When people refer to places like Rhode Island as “small ponds”, I feel the need to correct them. A small pond indicates isolation and lack of contact with the broader lakes and oceans, but that’s not true. With the kind of social media available to everyone now, there’s no isolation. Rather, it’s more that Rhode Island is a mangrove, a slightly convoluted place with a strong sense of interconnected communities. Small non-profits and businesses, branches of larger national non-profits, tech businesses, academics and students… there’s all kinds of fish, and though we each have our mangrove roots that we typically hang out around, we still mingle. And there are larger fish and smaller fish and everywhere in between, but everyone knows everyone else.
Since the Kickstarter started and I had the chance to write an article for Go Local Prov about why I came back to Rhode Island, the Providence community really stepped out to support me and my work. Even knowing the closeness of the business, political, and personal networks here in the state, I was still surprised.

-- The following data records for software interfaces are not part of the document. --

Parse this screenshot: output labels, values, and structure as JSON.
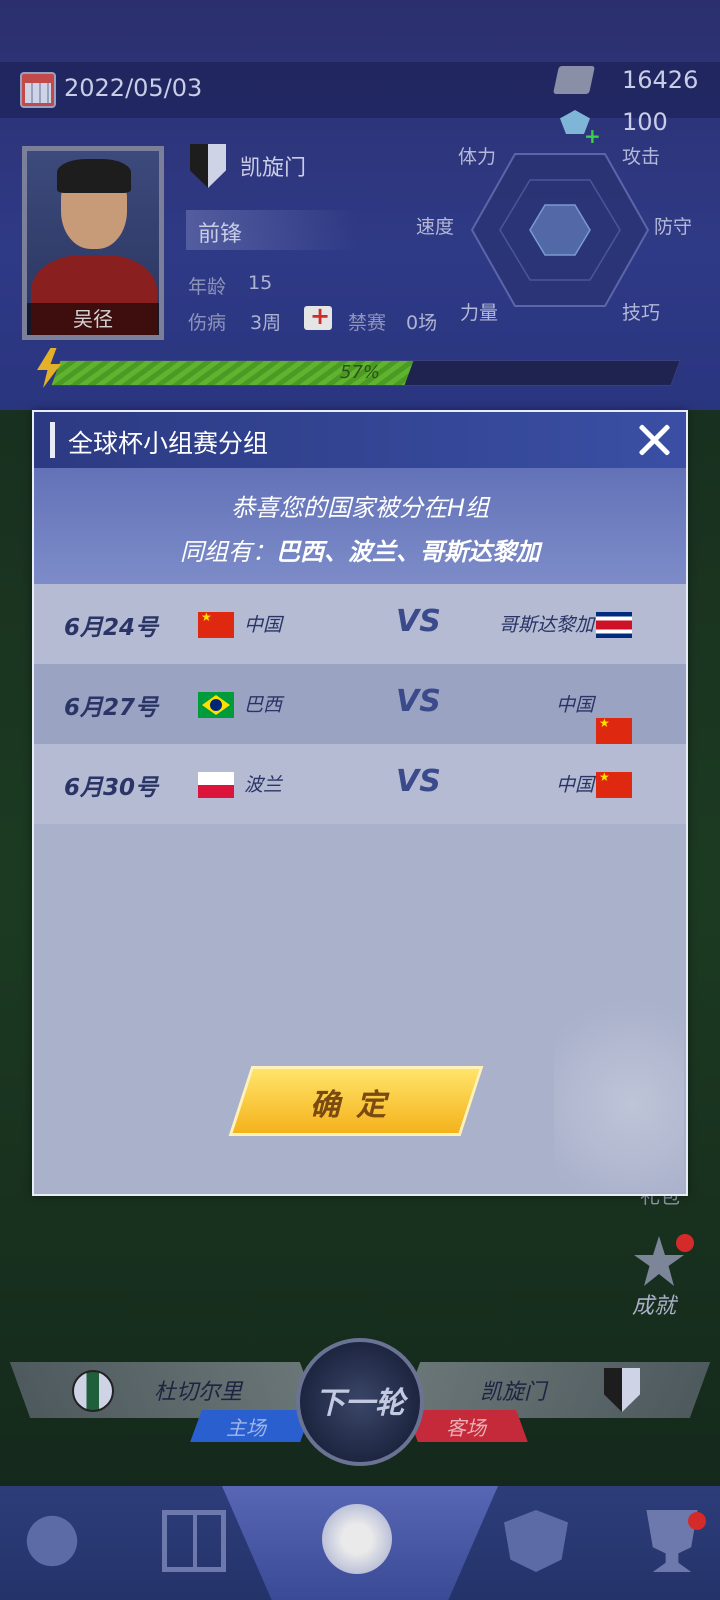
{
  "status": {
    "date": "2022/05/03",
    "money": "16426",
    "gems": "100"
  },
  "player": {
    "name": "吴径",
    "club": "凯旋门",
    "position": "前锋",
    "age_label": "年龄",
    "age_value": "15",
    "injury_label": "伤病",
    "injury_value": "3周",
    "ban_label": "禁赛",
    "ban_value": "0场",
    "energy_percent": "57%",
    "energy_fraction": 0.57
  },
  "radar": {
    "stamina": "体力",
    "attack": "攻击",
    "speed": "速度",
    "defense": "防守",
    "strength": "力量",
    "skill": "技巧"
  },
  "modal": {
    "title": "全球杯小组赛分组",
    "message_line1": "恭喜您的国家被分在H组",
    "message_line2_prefix": "同组有：",
    "message_line2_teams": "巴西、波兰、哥斯达黎加",
    "vs_label": "VS",
    "matches": [
      {
        "date": "6月24号",
        "left_team": "中国",
        "left_flag": "flag-cn",
        "right_team": "哥斯达黎加",
        "right_flag": "flag-cr"
      },
      {
        "date": "6月27号",
        "left_team": "巴西",
        "left_flag": "flag-br",
        "right_team": "中国",
        "right_flag": "flag-cn"
      },
      {
        "date": "6月30号",
        "left_team": "波兰",
        "left_flag": "flag-pl",
        "right_team": "中国",
        "right_flag": "flag-cn"
      }
    ],
    "confirm_label": "确定"
  },
  "fixture": {
    "home_team": "杜切尔里",
    "away_team": "凯旋门",
    "home_tag": "主场",
    "away_tag": "客场",
    "next_round_label": "下一轮"
  },
  "side": {
    "achievement_label": "成就",
    "partial_label": "礼包"
  },
  "icons": {
    "calendar": "calendar-icon",
    "money": "money-icon",
    "gem": "gem-icon",
    "close": "close-icon",
    "energy": "lightning-icon",
    "medical": "medical-kit-icon"
  }
}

And it’s provided huge opportunities that I wouldn’t have had a chance at in another state.
So work moves forward, lessons continue to be learned… the failure of the Kickstarter hit hard at first, but everyone knows you can’t measure yourself by how you fall, but rather how you pick yourself back up. So Alex and I will just need to continue to put in more hours at Brown while we get the first version done, but we’re still shooting for a new-year’s release!